It would be great to see an artists definition of this, ‘What does make a great album’? I’m thinking belief, talent, commitment with a dash of reality and an understanding that no matter how good you think it is you need to leave it at the mercy of others to make that final decision. If your manager, should you have one doesn’t like it and if they don’t say so what’s the point of having them as your manager? The record company then would be the first to stand up and offer their opinions and here’s where it’s changed, would of! There were times an A and R person could be driven to tears going down to a studio to hear the end result from a band they’d signed, and feeling visibly moved. And more than likely they’d matched the producer with that artist. Had it worked? He/she was the proudest person on earth, all the hard work to get to this stage and now the anticipation of finally hearing it. More often than not they’d be down the studio intermittently during recordings to see how things were developing and eagerly awaiting the final playback. And the artist couldn’t wait to show them what they’d come up with. THAT”S what made a great album, people sensing greatness, always wanting it but never knowing if or when it might come. But it was enough to keep them striving for it. Part of being great is knowing you can be great.

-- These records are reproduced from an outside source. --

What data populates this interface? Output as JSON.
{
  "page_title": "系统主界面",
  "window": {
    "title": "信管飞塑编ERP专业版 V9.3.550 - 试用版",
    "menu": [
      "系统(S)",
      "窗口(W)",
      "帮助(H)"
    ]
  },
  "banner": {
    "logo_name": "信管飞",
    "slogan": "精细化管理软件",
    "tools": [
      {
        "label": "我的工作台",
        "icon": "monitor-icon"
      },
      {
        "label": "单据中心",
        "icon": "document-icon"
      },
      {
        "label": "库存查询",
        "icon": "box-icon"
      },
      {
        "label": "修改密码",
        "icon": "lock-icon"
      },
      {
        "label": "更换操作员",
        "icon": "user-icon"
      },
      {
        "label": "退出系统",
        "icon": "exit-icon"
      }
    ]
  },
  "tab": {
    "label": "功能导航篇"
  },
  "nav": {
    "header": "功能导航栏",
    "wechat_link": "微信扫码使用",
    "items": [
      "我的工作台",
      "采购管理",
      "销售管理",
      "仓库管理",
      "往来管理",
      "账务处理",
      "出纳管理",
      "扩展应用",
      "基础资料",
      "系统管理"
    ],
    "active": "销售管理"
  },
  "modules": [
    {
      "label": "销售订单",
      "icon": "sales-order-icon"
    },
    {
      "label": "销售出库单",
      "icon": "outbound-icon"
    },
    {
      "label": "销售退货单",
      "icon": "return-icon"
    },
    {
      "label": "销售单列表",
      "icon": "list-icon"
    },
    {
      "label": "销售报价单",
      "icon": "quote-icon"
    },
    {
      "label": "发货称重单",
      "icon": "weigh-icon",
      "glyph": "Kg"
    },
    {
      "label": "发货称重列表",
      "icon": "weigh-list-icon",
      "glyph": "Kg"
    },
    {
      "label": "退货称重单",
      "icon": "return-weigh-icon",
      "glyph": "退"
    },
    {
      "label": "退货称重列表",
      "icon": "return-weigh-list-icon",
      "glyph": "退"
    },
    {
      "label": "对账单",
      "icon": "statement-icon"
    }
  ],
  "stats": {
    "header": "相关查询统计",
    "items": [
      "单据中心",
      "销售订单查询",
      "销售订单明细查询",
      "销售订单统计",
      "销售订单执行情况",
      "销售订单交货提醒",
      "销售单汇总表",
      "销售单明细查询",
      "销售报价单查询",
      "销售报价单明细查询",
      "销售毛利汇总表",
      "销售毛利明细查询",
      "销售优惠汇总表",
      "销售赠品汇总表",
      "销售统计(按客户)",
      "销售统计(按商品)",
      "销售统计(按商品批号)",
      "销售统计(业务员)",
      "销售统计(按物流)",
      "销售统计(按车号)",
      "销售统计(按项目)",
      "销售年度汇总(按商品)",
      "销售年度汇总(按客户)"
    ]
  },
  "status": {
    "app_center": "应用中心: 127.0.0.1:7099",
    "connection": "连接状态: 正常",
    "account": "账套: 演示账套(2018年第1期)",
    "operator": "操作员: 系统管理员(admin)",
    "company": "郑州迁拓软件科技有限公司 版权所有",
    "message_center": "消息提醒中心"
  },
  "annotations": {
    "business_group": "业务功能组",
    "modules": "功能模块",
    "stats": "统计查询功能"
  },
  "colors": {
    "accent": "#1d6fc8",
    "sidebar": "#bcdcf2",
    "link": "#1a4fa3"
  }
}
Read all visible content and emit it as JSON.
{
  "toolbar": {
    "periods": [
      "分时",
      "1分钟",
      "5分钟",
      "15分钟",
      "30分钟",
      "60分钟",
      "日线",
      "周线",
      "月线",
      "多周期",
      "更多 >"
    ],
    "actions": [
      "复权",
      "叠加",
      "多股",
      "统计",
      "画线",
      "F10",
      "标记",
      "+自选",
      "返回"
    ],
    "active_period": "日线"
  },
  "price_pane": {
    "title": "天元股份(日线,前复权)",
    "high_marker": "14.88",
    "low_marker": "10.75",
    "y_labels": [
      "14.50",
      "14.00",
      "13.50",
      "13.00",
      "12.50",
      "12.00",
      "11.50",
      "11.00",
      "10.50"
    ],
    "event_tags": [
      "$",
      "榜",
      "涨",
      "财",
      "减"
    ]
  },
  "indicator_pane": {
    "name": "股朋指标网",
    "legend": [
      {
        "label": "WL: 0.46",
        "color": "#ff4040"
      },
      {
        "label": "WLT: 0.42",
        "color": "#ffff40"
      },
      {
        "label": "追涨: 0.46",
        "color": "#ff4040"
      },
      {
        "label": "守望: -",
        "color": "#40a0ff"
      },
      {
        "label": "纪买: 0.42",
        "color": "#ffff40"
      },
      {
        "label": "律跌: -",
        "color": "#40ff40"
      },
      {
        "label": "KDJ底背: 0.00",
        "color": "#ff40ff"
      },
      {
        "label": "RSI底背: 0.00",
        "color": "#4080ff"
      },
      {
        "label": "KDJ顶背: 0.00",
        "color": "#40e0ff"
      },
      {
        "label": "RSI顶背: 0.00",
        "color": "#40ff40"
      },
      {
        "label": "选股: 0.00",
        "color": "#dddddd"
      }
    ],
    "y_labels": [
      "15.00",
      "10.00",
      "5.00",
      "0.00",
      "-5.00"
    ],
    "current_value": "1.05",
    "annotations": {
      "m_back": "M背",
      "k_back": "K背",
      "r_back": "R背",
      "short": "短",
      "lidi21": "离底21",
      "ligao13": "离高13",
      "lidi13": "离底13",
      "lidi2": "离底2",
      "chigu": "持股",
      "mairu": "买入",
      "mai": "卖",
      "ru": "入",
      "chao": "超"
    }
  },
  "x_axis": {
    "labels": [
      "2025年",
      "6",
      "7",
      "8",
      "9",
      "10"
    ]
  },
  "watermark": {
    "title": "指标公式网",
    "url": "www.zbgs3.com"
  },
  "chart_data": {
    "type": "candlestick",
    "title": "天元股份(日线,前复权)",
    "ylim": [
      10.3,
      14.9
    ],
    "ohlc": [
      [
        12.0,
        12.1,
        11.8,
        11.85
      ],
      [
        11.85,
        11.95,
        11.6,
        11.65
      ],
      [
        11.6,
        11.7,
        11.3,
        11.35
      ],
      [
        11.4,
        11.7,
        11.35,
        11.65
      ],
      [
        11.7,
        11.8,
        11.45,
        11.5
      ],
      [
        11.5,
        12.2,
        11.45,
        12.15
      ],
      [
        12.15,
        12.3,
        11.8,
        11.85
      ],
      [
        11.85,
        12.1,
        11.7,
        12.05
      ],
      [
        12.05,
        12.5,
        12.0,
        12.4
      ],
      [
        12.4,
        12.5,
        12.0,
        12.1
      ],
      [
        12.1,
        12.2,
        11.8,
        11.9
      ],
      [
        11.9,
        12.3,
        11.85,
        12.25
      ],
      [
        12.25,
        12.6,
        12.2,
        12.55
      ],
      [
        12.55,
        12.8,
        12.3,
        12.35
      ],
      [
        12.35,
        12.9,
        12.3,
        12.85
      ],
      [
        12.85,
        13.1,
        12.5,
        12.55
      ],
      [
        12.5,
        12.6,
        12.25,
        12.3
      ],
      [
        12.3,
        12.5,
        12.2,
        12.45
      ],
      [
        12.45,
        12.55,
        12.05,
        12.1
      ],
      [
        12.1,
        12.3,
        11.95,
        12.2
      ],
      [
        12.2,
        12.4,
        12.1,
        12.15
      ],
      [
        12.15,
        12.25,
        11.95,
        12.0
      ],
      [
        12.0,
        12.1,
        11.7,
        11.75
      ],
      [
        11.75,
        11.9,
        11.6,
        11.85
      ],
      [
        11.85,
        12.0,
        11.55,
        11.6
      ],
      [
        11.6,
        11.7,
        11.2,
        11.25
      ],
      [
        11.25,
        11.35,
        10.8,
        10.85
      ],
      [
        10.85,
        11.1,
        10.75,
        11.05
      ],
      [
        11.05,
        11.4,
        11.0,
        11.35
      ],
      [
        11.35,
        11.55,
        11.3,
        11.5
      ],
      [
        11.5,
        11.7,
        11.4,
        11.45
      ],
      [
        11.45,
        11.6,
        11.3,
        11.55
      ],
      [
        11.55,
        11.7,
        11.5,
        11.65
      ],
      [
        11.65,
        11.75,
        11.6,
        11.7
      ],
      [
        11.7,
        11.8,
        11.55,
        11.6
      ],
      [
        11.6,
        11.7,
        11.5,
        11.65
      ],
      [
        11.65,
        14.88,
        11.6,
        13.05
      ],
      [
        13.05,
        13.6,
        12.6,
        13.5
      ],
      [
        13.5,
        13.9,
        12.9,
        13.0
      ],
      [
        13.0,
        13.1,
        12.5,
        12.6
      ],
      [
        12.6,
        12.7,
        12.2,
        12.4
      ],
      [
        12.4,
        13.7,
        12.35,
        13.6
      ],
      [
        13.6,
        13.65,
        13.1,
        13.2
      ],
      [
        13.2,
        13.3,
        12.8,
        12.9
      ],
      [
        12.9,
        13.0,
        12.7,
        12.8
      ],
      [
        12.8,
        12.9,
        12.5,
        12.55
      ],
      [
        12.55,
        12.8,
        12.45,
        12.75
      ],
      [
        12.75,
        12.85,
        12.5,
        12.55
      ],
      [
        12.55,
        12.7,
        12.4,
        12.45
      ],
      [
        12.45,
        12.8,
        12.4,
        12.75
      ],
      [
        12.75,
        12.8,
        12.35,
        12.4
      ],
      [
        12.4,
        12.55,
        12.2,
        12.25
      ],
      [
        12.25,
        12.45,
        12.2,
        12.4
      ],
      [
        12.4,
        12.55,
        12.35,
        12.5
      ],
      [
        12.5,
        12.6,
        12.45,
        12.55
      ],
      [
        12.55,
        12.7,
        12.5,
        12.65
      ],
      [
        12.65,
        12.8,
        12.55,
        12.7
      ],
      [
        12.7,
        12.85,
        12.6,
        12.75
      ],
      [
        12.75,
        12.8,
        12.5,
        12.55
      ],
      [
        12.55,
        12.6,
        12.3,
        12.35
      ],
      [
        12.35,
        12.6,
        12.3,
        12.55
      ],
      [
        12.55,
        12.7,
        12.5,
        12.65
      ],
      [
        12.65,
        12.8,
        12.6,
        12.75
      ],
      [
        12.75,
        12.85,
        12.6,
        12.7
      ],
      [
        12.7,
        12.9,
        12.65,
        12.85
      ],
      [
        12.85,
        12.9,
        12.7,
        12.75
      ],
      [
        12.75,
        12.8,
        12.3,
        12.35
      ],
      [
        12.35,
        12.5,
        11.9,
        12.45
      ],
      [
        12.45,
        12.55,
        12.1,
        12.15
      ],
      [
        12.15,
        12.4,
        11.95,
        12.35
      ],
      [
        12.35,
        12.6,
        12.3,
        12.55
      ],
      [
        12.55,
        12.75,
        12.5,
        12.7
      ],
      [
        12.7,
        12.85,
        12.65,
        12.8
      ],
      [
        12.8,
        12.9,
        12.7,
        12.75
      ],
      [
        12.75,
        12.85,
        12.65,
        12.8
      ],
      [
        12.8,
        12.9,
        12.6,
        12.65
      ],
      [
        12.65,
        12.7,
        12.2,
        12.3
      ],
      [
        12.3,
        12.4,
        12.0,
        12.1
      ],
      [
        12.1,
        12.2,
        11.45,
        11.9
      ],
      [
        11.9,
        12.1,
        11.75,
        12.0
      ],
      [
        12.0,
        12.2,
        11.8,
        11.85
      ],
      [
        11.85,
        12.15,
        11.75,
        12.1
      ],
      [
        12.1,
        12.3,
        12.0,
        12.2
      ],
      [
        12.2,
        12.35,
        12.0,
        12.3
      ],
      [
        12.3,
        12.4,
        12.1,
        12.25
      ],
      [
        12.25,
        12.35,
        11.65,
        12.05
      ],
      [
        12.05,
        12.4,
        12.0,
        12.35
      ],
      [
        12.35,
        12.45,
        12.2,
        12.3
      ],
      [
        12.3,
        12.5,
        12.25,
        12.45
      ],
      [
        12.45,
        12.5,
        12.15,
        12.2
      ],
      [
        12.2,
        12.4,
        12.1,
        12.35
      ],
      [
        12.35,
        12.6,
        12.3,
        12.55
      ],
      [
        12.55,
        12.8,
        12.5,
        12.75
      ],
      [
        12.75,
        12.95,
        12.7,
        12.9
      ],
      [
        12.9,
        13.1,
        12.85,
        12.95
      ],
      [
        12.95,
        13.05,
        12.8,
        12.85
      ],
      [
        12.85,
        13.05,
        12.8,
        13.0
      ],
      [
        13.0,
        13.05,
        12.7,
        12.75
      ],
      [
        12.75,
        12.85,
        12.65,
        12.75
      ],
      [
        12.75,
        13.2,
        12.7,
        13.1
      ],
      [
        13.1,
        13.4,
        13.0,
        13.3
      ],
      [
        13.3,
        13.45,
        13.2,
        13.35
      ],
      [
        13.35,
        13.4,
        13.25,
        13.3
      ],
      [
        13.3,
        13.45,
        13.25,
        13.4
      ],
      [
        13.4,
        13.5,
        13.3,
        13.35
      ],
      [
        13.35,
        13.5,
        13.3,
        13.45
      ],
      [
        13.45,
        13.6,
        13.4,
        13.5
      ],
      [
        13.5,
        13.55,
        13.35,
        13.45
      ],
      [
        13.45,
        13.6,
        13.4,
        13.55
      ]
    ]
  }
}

I’d love to have the opportunity to ask people like Roger Waters or Dave Gilmour from The Pink Floyd, ‘What did it feel like when you were recording Dark Side of the Moon?’ Did they know they were creating history or did that come later? Was there any time in the studio they thought, ‘Oh my God!’ Maybe one day I’ll get the chance to ask them, I’d love to know. Was there that moment in the studio when they were listening back to it when they thought, ‘Fuck!’
Likely they’d all be together at the studio listening back to it, band , record company, manager and maybe even their publisher. I know how I felt as a kid just waiting for a new album by some of my heroes. I’m thinking as an artist you cared, you took pride in your work, you didn’t want to let people down. After all it’s your audience that put you there and they have a right to judge you on merit, you set your own standards. Was it as good as your last album and if it wasn’t could it be that maybe it’s just a change of direction, would it grow on you? If you’d made a great record were you really great, could you sustain that greatness or had you had your moment? Whatever it was it still kept you hungry and wanting whether you recorded it or you bought it.
As we discussed before and we’ll ponder over again no doubt, where is the drive and the ambition? Do you make a record knowing that not many people will buy it, does it affect how you go about making it? If that’s the case then give it away, just make sure you give it away to enough people to find out what they think of you. That’s if you care, because if you don’t care then don’t expect anyone else to. So many basic human ingredients are infectious, they rub off on you. If you’re passionate enough about something and are sincere people buy in to it. It’s easy and you know why? It’s because you’re not trying to convince people, it’s there and it’s natural. And you mean it. You’re exposed for what you are, just someone being themselves, behaving naturally. People feel comfortable and relaxed about you and interested. Be real to see for yourself if you are real and let others decide for themselves if you are real. Real artists can believe they can make great records. Do we have enough?